◆ Work order
Write every record out again exactly, and keep images out of it.

◆ Provided data
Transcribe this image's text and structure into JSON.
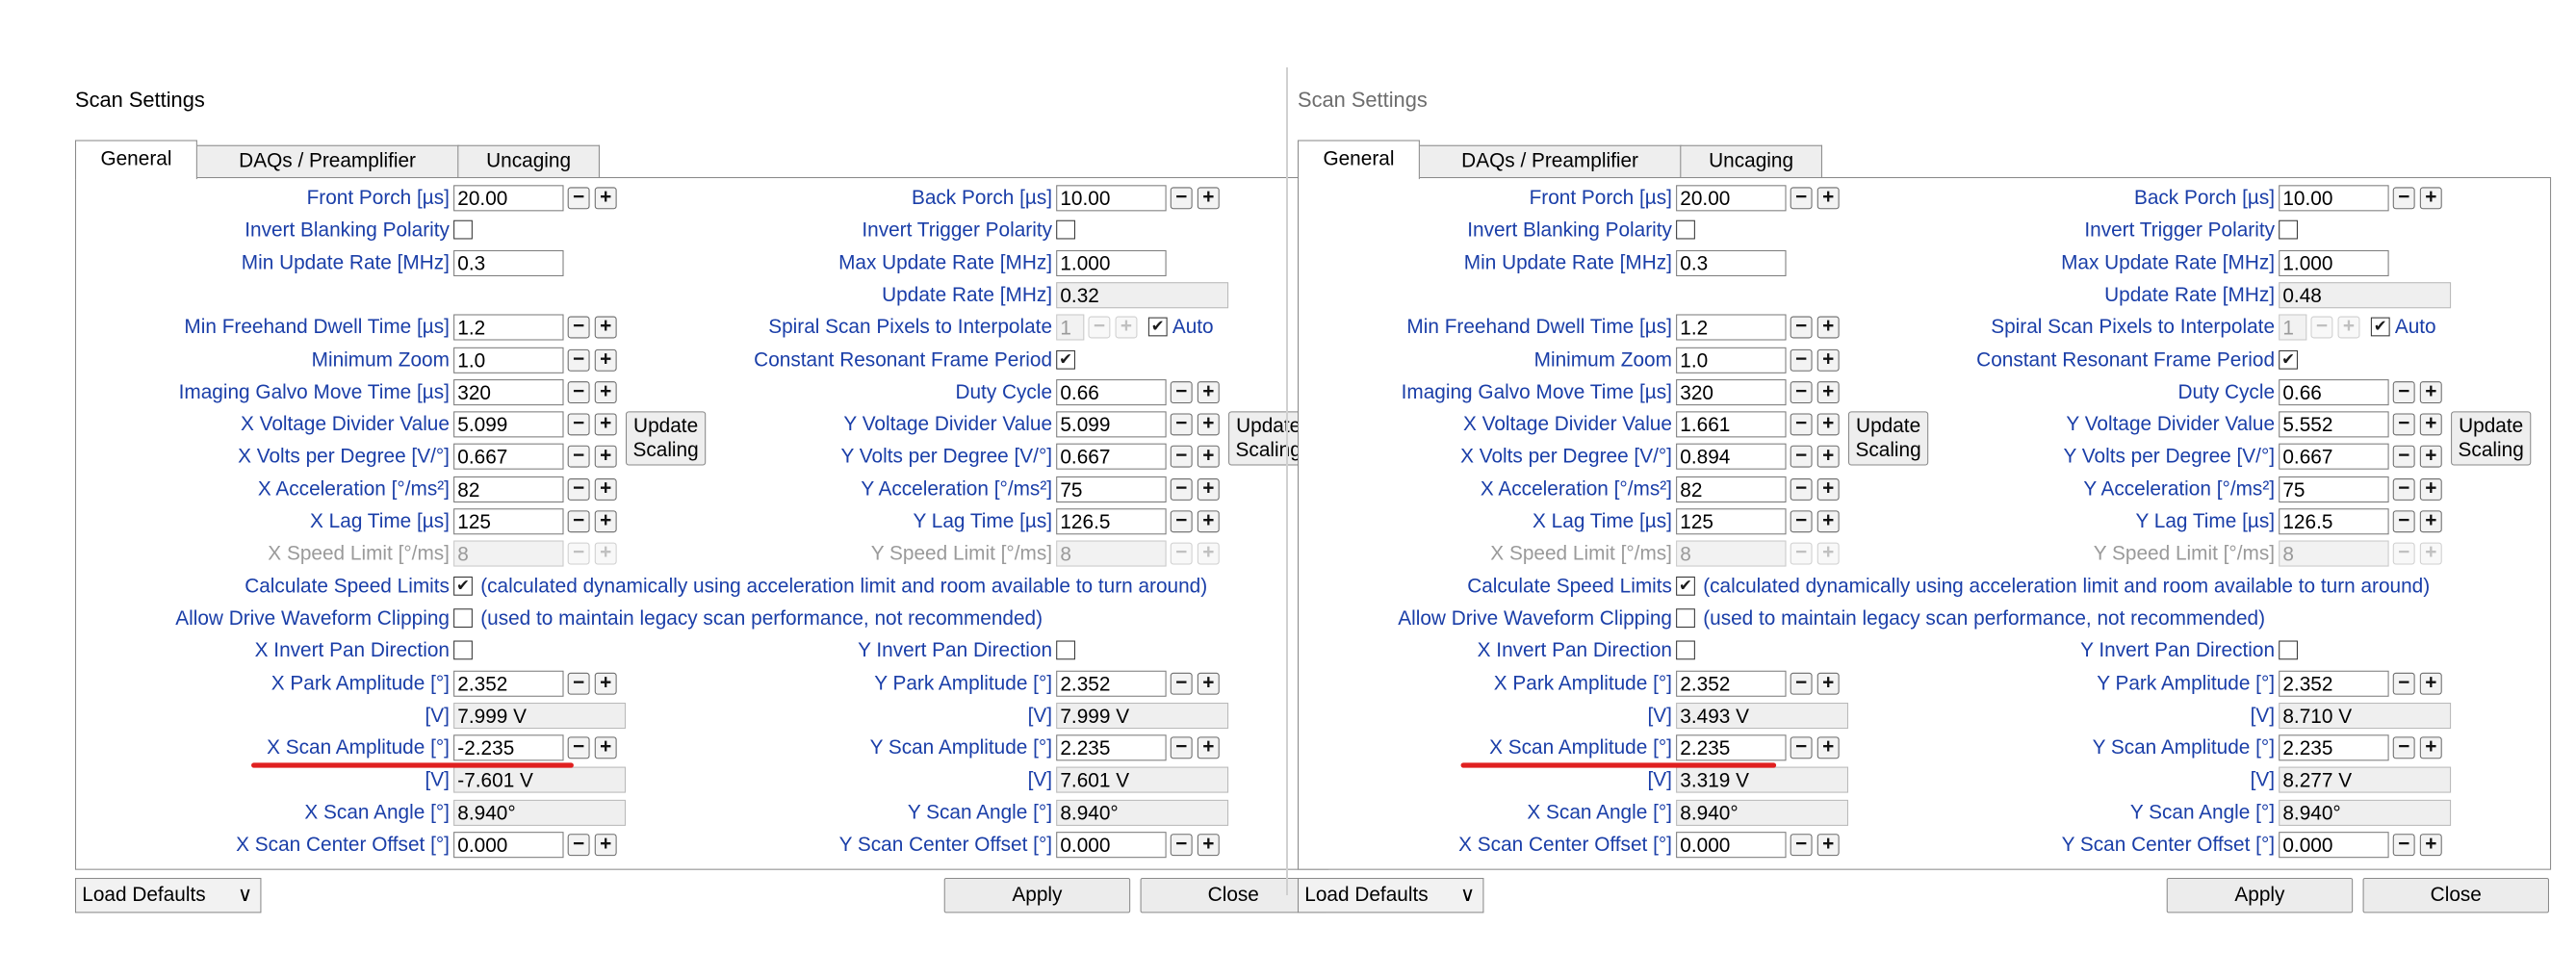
{
  "panels": [
    {
      "title": "Scan Settings",
      "title_dim": false,
      "tabs": [
        "General",
        "DAQs / Preamplifier",
        "Uncaging"
      ],
      "left": {
        "front_porch": {
          "label": "Front Porch [µs]",
          "value": "20.00"
        },
        "invert_blanking": {
          "label": "Invert Blanking Polarity"
        },
        "min_update": {
          "label": "Min Update Rate [MHz]",
          "value": "0.3"
        },
        "min_freehand": {
          "label": "Min Freehand Dwell Time [µs]",
          "value": "1.2"
        },
        "min_zoom": {
          "label": "Minimum Zoom",
          "value": "1.0"
        },
        "galvo_move": {
          "label": "Imaging Galvo Move Time [µs]",
          "value": "320"
        },
        "volt_div": {
          "label": "X Voltage Divider Value",
          "value": "5.099"
        },
        "volts_deg": {
          "label": "X Volts per Degree [V/°]",
          "value": "0.667"
        },
        "accel": {
          "label": "X Acceleration [°/ms²]",
          "value": "82"
        },
        "lag": {
          "label": "X Lag Time [µs]",
          "value": "125"
        },
        "speed": {
          "label": "X Speed Limit [°/ms]",
          "value": "8"
        },
        "invert_pan": {
          "label": "X Invert Pan Direction"
        },
        "park_amp": {
          "label": "X Park Amplitude [°]",
          "value": "2.352"
        },
        "park_v": {
          "label": "[V]",
          "value": "7.999 V"
        },
        "scan_amp": {
          "label": "X Scan Amplitude [°]",
          "value": "-2.235"
        },
        "scan_v": {
          "label": "[V]",
          "value": "-7.601 V"
        },
        "scan_angle": {
          "label": "X Scan Angle [°]",
          "value": "8.940°"
        },
        "center_off": {
          "label": "X Scan Center Offset [°]",
          "value": "0.000"
        }
      },
      "right": {
        "back_porch": {
          "label": "Back Porch [µs]",
          "value": "10.00"
        },
        "invert_trigger": {
          "label": "Invert Trigger Polarity"
        },
        "max_update": {
          "label": "Max Update Rate [MHz]",
          "value": "1.000"
        },
        "update_rate": {
          "label": "Update Rate [MHz]",
          "value": "0.32"
        },
        "spiral": {
          "label": "Spiral Scan Pixels to Interpolate",
          "value": "1",
          "auto": "Auto"
        },
        "const_res": {
          "label": "Constant Resonant Frame Period"
        },
        "duty": {
          "label": "Duty Cycle",
          "value": "0.66"
        },
        "volt_div": {
          "label": "Y Voltage Divider Value",
          "value": "5.099"
        },
        "volts_deg": {
          "label": "Y Volts per Degree [V/°]",
          "value": "0.667"
        },
        "accel": {
          "label": "Y Acceleration [°/ms²]",
          "value": "75"
        },
        "lag": {
          "label": "Y Lag Time [µs]",
          "value": "126.5"
        },
        "speed": {
          "label": "Y Speed Limit [°/ms]",
          "value": "8"
        },
        "invert_pan": {
          "label": "Y Invert Pan Direction"
        },
        "park_amp": {
          "label": "Y Park Amplitude [°]",
          "value": "2.352"
        },
        "park_v": {
          "label": "[V]",
          "value": "7.999 V"
        },
        "scan_amp": {
          "label": "Y Scan Amplitude [°]",
          "value": "2.235"
        },
        "scan_v": {
          "label": "[V]",
          "value": "7.601 V"
        },
        "scan_angle": {
          "label": "Y Scan Angle [°]",
          "value": "8.940°"
        },
        "center_off": {
          "label": "Y Scan Center Offset [°]",
          "value": "0.000"
        }
      },
      "update_scaling": "Update Scaling",
      "calc_speed": {
        "label": "Calculate Speed Limits",
        "note": "(calculated dynamically using acceleration limit and room available to turn around)"
      },
      "allow_clip": {
        "label": "Allow Drive Waveform Clipping",
        "note": "(used to maintain legacy scan performance, not recommended)"
      },
      "footer": {
        "load_defaults": "Load Defaults",
        "apply": "Apply",
        "close": "Close"
      }
    },
    {
      "title": "Scan Settings",
      "title_dim": true,
      "tabs": [
        "General",
        "DAQs / Preamplifier",
        "Uncaging"
      ],
      "left": {
        "front_porch": {
          "label": "Front Porch [µs]",
          "value": "20.00"
        },
        "invert_blanking": {
          "label": "Invert Blanking Polarity"
        },
        "min_update": {
          "label": "Min Update Rate [MHz]",
          "value": "0.3"
        },
        "min_freehand": {
          "label": "Min Freehand Dwell Time [µs]",
          "value": "1.2"
        },
        "min_zoom": {
          "label": "Minimum Zoom",
          "value": "1.0"
        },
        "galvo_move": {
          "label": "Imaging Galvo Move Time [µs]",
          "value": "320"
        },
        "volt_div": {
          "label": "X Voltage Divider Value",
          "value": "1.661"
        },
        "volts_deg": {
          "label": "X Volts per Degree [V/°]",
          "value": "0.894"
        },
        "accel": {
          "label": "X Acceleration [°/ms²]",
          "value": "82"
        },
        "lag": {
          "label": "X Lag Time [µs]",
          "value": "125"
        },
        "speed": {
          "label": "X Speed Limit [°/ms]",
          "value": "8"
        },
        "invert_pan": {
          "label": "X Invert Pan Direction"
        },
        "park_amp": {
          "label": "X Park Amplitude [°]",
          "value": "2.352"
        },
        "park_v": {
          "label": "[V]",
          "value": "3.493 V"
        },
        "scan_amp": {
          "label": "X Scan Amplitude [°]",
          "value": "2.235"
        },
        "scan_v": {
          "label": "[V]",
          "value": "3.319 V"
        },
        "scan_angle": {
          "label": "X Scan Angle [°]",
          "value": "8.940°"
        },
        "center_off": {
          "label": "X Scan Center Offset [°]",
          "value": "0.000"
        }
      },
      "right": {
        "back_porch": {
          "label": "Back Porch [µs]",
          "value": "10.00"
        },
        "invert_trigger": {
          "label": "Invert Trigger Polarity"
        },
        "max_update": {
          "label": "Max Update Rate [MHz]",
          "value": "1.000"
        },
        "update_rate": {
          "label": "Update Rate [MHz]",
          "value": "0.48"
        },
        "spiral": {
          "label": "Spiral Scan Pixels to Interpolate",
          "value": "1",
          "auto": "Auto"
        },
        "const_res": {
          "label": "Constant Resonant Frame Period"
        },
        "duty": {
          "label": "Duty Cycle",
          "value": "0.66"
        },
        "volt_div": {
          "label": "Y Voltage Divider Value",
          "value": "5.552"
        },
        "volts_deg": {
          "label": "Y Volts per Degree [V/°]",
          "value": "0.667"
        },
        "accel": {
          "label": "Y Acceleration [°/ms²]",
          "value": "75"
        },
        "lag": {
          "label": "Y Lag Time [µs]",
          "value": "126.5"
        },
        "speed": {
          "label": "Y Speed Limit [°/ms]",
          "value": "8"
        },
        "invert_pan": {
          "label": "Y Invert Pan Direction"
        },
        "park_amp": {
          "label": "Y Park Amplitude [°]",
          "value": "2.352"
        },
        "park_v": {
          "label": "[V]",
          "value": "8.710 V"
        },
        "scan_amp": {
          "label": "Y Scan Amplitude [°]",
          "value": "2.235"
        },
        "scan_v": {
          "label": "[V]",
          "value": "8.277 V"
        },
        "scan_angle": {
          "label": "Y Scan Angle [°]",
          "value": "8.940°"
        },
        "center_off": {
          "label": "Y Scan Center Offset [°]",
          "value": "0.000"
        }
      },
      "update_scaling": "Update Scaling",
      "calc_speed": {
        "label": "Calculate Speed Limits",
        "note": "(calculated dynamically using acceleration limit and room available to turn around)"
      },
      "allow_clip": {
        "label": "Allow Drive Waveform Clipping",
        "note": "(used to maintain legacy scan performance, not recommended)"
      },
      "footer": {
        "load_defaults": "Load Defaults",
        "apply": "Apply",
        "close": "Close"
      }
    }
  ],
  "colors": {
    "label_blue": "#1a3ea8",
    "highlight_red": "#e02020"
  }
}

◆ Exercise solution
Transcribe this image's text and structure into JSON.
{
  "panels": [
    {
      "title": "Scan Settings",
      "title_dim": false,
      "tabs": [
        "General",
        "DAQs / Preamplifier",
        "Uncaging"
      ],
      "left": {
        "front_porch": {
          "label": "Front Porch [µs]",
          "value": "20.00"
        },
        "invert_blanking": {
          "label": "Invert Blanking Polarity"
        },
        "min_update": {
          "label": "Min Update Rate [MHz]",
          "value": "0.3"
        },
        "min_freehand": {
          "label": "Min Freehand Dwell Time [µs]",
          "value": "1.2"
        },
        "min_zoom": {
          "label": "Minimum Zoom",
          "value": "1.0"
        },
        "galvo_move": {
          "label": "Imaging Galvo Move Time [µs]",
          "value": "320"
        },
        "volt_div": {
          "label": "X Voltage Divider Value",
          "value": "5.099"
        },
        "volts_deg": {
          "label": "X Volts per Degree [V/°]",
          "value": "0.667"
        },
        "accel": {
          "label": "X Acceleration [°/ms²]",
          "value": "82"
        },
        "lag": {
          "label": "X Lag Time [µs]",
          "value": "125"
        },
        "speed": {
          "label": "X Speed Limit [°/ms]",
          "value": "8"
        },
        "invert_pan": {
          "label": "X Invert Pan Direction"
        },
        "park_amp": {
          "label": "X Park Amplitude [°]",
          "value": "2.352"
        },
        "park_v": {
          "label": "[V]",
          "value": "7.999 V"
        },
        "scan_amp": {
          "label": "X Scan Amplitude [°]",
          "value": "-2.235"
        },
        "scan_v": {
          "label": "[V]",
          "value": "-7.601 V"
        },
        "scan_angle": {
          "label": "X Scan Angle [°]",
          "value": "8.940°"
        },
        "center_off": {
          "label": "X Scan Center Offset [°]",
          "value": "0.000"
        }
      },
      "right": {
        "back_porch": {
          "label": "Back Porch [µs]",
          "value": "10.00"
        },
        "invert_trigger": {
          "label": "Invert Trigger Polarity"
        },
        "max_update": {
          "label": "Max Update Rate [MHz]",
          "value": "1.000"
        },
        "update_rate": {
          "label": "Update Rate [MHz]",
          "value": "0.32"
        },
        "spiral": {
          "label": "Spiral Scan Pixels to Interpolate",
          "value": "1",
          "auto": "Auto"
        },
        "const_res": {
          "label": "Constant Resonant Frame Period"
        },
        "duty": {
          "label": "Duty Cycle",
          "value": "0.66"
        },
        "volt_div": {
          "label": "Y Voltage Divider Value",
          "value": "5.099"
        },
        "volts_deg": {
          "label": "Y Volts per Degree [V/°]",
          "value": "0.667"
        },
        "accel": {
          "label": "Y Acceleration [°/ms²]",
          "value": "75"
        },
        "lag": {
          "label": "Y Lag Time [µs]",
          "value": "126.5"
        },
        "speed": {
          "label": "Y Speed Limit [°/ms]",
          "value": "8"
        },
        "invert_pan": {
          "label": "Y Invert Pan Direction"
        },
        "park_amp": {
          "label": "Y Park Amplitude [°]",
          "value": "2.352"
        },
        "park_v": {
          "label": "[V]",
          "value": "7.999 V"
        },
        "scan_amp": {
          "label": "Y Scan Amplitude [°]",
          "value": "2.235"
        },
        "scan_v": {
          "label": "[V]",
          "value": "7.601 V"
        },
        "scan_angle": {
          "label": "Y Scan Angle [°]",
          "value": "8.940°"
        },
        "center_off": {
          "label": "Y Scan Center Offset [°]",
          "value": "0.000"
        }
      },
      "update_scaling": "Update Scaling",
      "calc_speed": {
        "label": "Calculate Speed Limits",
        "note": "(calculated dynamically using acceleration limit and room available to turn around)"
      },
      "allow_clip": {
        "label": "Allow Drive Waveform Clipping",
        "note": "(used to maintain legacy scan performance, not recommended)"
      },
      "footer": {
        "load_defaults": "Load Defaults",
        "apply": "Apply",
        "close": "Close"
      }
    },
    {
      "title": "Scan Settings",
      "title_dim": true,
      "tabs": [
        "General",
        "DAQs / Preamplifier",
        "Uncaging"
      ],
      "left": {
        "front_porch": {
          "label": "Front Porch [µs]",
          "value": "20.00"
        },
        "invert_blanking": {
          "label": "Invert Blanking Polarity"
        },
        "min_update": {
          "label": "Min Update Rate [MHz]",
          "value": "0.3"
        },
        "min_freehand": {
          "label": "Min Freehand Dwell Time [µs]",
          "value": "1.2"
        },
        "min_zoom": {
          "label": "Minimum Zoom",
          "value": "1.0"
        },
        "galvo_move": {
          "label": "Imaging Galvo Move Time [µs]",
          "value": "320"
        },
        "volt_div": {
          "label": "X Voltage Divider Value",
          "value": "1.661"
        },
        "volts_deg": {
          "label": "X Volts per Degree [V/°]",
          "value": "0.894"
        },
        "accel": {
          "label": "X Acceleration [°/ms²]",
          "value": "82"
        },
        "lag": {
          "label": "X Lag Time [µs]",
          "value": "125"
        },
        "speed": {
          "label": "X Speed Limit [°/ms]",
          "value": "8"
        },
        "invert_pan": {
          "label": "X Invert Pan Direction"
        },
        "park_amp": {
          "label": "X Park Amplitude [°]",
          "value": "2.352"
        },
        "park_v": {
          "label": "[V]",
          "value": "3.493 V"
        },
        "scan_amp": {
          "label": "X Scan Amplitude [°]",
          "value": "2.235"
        },
        "scan_v": {
          "label": "[V]",
          "value": "3.319 V"
        },
        "scan_angle": {
          "label": "X Scan Angle [°]",
          "value": "8.940°"
        },
        "center_off": {
          "label": "X Scan Center Offset [°]",
          "value": "0.000"
        }
      },
      "right": {
        "back_porch": {
          "label": "Back Porch [µs]",
          "value": "10.00"
        },
        "invert_trigger": {
          "label": "Invert Trigger Polarity"
        },
        "max_update": {
          "label": "Max Update Rate [MHz]",
          "value": "1.000"
        },
        "update_rate": {
          "label": "Update Rate [MHz]",
          "value": "0.48"
        },
        "spiral": {
          "label": "Spiral Scan Pixels to Interpolate",
          "value": "1",
          "auto": "Auto"
        },
        "const_res": {
          "label": "Constant Resonant Frame Period"
        },
        "duty": {
          "label": "Duty Cycle",
          "value": "0.66"
        },
        "volt_div": {
          "label": "Y Voltage Divider Value",
          "value": "5.552"
        },
        "volts_deg": {
          "label": "Y Volts per Degree [V/°]",
          "value": "0.667"
        },
        "accel": {
          "label": "Y Acceleration [°/ms²]",
          "value": "75"
        },
        "lag": {
          "label": "Y Lag Time [µs]",
          "value": "126.5"
        },
        "speed": {
          "label": "Y Speed Limit [°/ms]",
          "value": "8"
        },
        "invert_pan": {
          "label": "Y Invert Pan Direction"
        },
        "park_amp": {
          "label": "Y Park Amplitude [°]",
          "value": "2.352"
        },
        "park_v": {
          "label": "[V]",
          "value": "8.710 V"
        },
        "scan_amp": {
          "label": "Y Scan Amplitude [°]",
          "value": "2.235"
        },
        "scan_v": {
          "label": "[V]",
          "value": "8.277 V"
        },
        "scan_angle": {
          "label": "Y Scan Angle [°]",
          "value": "8.940°"
        },
        "center_off": {
          "label": "Y Scan Center Offset [°]",
          "value": "0.000"
        }
      },
      "update_scaling": "Update Scaling",
      "calc_speed": {
        "label": "Calculate Speed Limits",
        "note": "(calculated dynamically using acceleration limit and room available to turn around)"
      },
      "allow_clip": {
        "label": "Allow Drive Waveform Clipping",
        "note": "(used to maintain legacy scan performance, not recommended)"
      },
      "footer": {
        "load_defaults": "Load Defaults",
        "apply": "Apply",
        "close": "Close"
      }
    }
  ],
  "colors": {
    "label_blue": "#1a3ea8",
    "highlight_red": "#e02020"
  }
}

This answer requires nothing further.